= Entries provided =
◆ ◆ ◆ ◆ ◆
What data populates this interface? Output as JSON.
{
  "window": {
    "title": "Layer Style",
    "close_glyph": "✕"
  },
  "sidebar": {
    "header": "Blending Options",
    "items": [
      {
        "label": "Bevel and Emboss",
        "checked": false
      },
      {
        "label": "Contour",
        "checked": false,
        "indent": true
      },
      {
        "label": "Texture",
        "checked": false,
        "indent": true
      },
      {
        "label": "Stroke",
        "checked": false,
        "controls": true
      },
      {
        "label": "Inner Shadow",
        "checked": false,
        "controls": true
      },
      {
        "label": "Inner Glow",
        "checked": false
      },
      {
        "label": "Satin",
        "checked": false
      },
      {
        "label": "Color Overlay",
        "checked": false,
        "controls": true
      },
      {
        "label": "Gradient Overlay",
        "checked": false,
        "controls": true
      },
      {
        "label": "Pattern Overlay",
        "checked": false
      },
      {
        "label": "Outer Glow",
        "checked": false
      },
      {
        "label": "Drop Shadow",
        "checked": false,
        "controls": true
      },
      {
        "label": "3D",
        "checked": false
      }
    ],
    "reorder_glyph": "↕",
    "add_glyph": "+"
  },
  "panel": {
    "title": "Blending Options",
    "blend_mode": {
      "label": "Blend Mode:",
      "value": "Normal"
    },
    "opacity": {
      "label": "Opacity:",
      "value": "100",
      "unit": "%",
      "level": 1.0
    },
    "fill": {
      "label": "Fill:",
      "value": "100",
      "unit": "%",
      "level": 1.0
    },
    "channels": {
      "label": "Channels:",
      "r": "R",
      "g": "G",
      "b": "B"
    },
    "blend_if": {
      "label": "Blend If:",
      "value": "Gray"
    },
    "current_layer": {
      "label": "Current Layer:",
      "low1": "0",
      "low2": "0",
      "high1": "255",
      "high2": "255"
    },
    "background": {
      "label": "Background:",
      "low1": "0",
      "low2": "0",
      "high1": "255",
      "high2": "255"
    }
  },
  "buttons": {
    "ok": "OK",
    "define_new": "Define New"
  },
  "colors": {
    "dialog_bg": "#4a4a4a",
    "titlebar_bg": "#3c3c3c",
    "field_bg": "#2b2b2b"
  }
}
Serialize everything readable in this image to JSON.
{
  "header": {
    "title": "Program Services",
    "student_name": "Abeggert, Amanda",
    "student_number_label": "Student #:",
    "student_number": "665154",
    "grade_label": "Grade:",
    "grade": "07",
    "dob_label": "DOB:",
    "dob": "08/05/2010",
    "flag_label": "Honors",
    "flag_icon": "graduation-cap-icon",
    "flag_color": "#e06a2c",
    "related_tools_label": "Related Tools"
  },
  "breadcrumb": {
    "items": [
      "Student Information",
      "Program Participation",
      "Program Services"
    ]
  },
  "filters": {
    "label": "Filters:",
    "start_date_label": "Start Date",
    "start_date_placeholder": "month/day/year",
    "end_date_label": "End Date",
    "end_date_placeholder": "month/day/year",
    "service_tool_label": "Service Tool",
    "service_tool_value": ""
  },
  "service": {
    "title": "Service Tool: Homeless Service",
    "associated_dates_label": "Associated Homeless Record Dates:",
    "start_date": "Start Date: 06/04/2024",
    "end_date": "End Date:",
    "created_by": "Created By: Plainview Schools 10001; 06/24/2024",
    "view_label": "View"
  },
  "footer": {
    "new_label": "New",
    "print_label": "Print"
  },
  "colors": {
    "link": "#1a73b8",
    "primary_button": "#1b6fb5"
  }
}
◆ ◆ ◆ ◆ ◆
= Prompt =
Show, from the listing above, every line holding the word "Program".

= Solution for this exercise =
    "title": "Program Services",
      "Program Participation",
      "Program Services"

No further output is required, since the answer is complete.